Posted by
5121 posts

We were told by local guides that Poland was a country people migrated from, not to, so they had no history of dealing with migrant populations, other than Ukrainians and Russians. Per news reports, the country did not accept any southern migrants from the last waves (nor did migrants want to go there), so they're unlikely to mistake an African-American for a migrant. But what they will likely be is curious.

Posted by
11015 posts

I think that in all former communist countries there is a migrant
phobia. No wonder - most migrants nowadays are muslims. But I don't
think there is outright racism there with the exception of gypsies.

That's a load of manure. There is a lot of stress in the region, but its a lot more complicated than religion. Labeling folks does not find solutions; just makes matters worse.

As for your concerns; as tourists I suspect they will be well received.

Posted by
6421 posts

Nah, no problem. For years there was a well attended Made in Chicago Jazz Fest held in Poznan where a good % of the musicians were Black folk from Chicago some of my friends collaborating with local Polish musicians.

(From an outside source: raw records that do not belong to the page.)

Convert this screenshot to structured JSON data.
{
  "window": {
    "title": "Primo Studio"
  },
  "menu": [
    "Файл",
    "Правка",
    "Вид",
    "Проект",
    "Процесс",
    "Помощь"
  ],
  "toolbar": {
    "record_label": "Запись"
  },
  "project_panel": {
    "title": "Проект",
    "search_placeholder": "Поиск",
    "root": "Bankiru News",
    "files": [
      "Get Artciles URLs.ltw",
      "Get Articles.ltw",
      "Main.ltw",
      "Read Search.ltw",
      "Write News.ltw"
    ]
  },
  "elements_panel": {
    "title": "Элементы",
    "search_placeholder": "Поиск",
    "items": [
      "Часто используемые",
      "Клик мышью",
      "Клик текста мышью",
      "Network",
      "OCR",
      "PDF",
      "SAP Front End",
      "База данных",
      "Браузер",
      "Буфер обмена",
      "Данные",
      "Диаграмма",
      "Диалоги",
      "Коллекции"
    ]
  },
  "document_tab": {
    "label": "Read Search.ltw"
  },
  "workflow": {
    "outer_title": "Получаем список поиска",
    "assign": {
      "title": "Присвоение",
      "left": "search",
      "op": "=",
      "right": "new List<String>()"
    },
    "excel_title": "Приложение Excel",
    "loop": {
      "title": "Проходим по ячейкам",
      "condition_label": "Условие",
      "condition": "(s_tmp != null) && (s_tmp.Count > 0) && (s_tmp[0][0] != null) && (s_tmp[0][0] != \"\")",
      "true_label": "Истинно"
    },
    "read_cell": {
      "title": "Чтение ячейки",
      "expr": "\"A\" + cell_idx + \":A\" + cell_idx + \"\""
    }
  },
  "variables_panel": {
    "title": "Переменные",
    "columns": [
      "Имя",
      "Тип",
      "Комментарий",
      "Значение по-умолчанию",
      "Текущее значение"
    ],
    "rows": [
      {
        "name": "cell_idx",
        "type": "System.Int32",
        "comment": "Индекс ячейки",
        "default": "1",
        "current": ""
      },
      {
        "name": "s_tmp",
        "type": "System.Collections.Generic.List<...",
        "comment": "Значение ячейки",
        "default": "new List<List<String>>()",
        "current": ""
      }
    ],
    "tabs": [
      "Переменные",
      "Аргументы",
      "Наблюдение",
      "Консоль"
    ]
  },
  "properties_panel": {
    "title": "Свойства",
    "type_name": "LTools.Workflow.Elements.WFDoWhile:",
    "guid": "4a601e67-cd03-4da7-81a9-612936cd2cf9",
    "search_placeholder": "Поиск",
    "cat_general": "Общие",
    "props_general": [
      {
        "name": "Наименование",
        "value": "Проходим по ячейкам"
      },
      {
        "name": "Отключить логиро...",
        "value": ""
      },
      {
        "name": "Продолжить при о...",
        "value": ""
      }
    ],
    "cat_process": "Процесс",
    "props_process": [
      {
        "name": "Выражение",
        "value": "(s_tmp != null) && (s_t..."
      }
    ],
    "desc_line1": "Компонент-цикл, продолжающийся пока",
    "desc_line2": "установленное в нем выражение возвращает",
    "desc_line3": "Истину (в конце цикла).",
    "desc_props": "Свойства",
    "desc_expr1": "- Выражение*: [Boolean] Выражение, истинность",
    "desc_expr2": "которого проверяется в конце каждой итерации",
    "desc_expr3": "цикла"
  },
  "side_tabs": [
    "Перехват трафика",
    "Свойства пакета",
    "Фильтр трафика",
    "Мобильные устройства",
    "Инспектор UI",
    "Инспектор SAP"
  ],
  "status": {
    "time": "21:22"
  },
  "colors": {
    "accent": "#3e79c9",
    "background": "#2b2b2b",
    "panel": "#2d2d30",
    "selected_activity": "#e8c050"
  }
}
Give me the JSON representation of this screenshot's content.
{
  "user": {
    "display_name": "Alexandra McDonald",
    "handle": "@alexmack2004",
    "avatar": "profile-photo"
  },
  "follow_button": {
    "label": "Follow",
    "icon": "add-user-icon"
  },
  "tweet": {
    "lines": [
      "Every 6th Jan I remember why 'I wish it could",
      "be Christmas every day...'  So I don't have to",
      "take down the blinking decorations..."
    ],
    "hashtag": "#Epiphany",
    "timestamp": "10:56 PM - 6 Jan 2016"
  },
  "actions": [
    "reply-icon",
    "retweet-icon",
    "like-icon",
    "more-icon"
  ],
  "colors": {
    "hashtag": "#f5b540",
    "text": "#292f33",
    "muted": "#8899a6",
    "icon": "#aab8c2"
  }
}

That connection was formed by the fact that Chicago has the 2nd largest Polish neighborhood population outside of Warsaw

Posted by
4835 posts

That's a load of manure

....and you saw the "cleaned up" version of the post.

Posted by
2442 posts

Ilya, most of the dangers to African-Americans in Alabama are from other African-Americans, mostly in the inner city. If you look at Alabama news, you will see that most crimes against African-Americans are by other African-Americans. I don't have much experience in the rural or low-income areas, but in the circles I travel they are treated the same as everyone else.

Posted by
11015 posts

Its not unusual or inappropriate to say, compared to where I live, is ___________ safe? You can always use the "I feel safe", therefore I am safe; which is obviously flawed. Or you can read statistics which can also be a flawed endeavor. For instance the murder rate in the US is twice that of France. But in the US the vast majority of it is Gang related or between individuals involved in illegal activity. We really do have a dangerous side of town here. But thats not the whole town. Most crime in the US is intraracial (black on black or white on white). Among homicides its 93% for Blacks and 84% for whites. As most of the RS gang is not into gang crime, we all read the statistics, but few of us actually live the statistics. Since the question of hate crime victims came up: Of the 1,749 victims of anti-religious hate crimes: 58.1 percent were victims of crimes motivated by their offenders’ anti-Jewish bias. 18.6 percent were victims of anti-Islamic (Muslim) bias. 4.3 percent were victims of anti-Catholic bias.

Posted by
1884 posts

While this may not be directly related to the question, a local progressive activist group in Poland have recently released an interactive map called the "Atlas of Hate", mapping out parts of the country that have discriminatory laws (especially anti-LQBTQ) on the books - may be interesting for travelers who want to avoid some of the more backward/discriminatory parts of Poland. The map - https://atlasnienawisci.pl/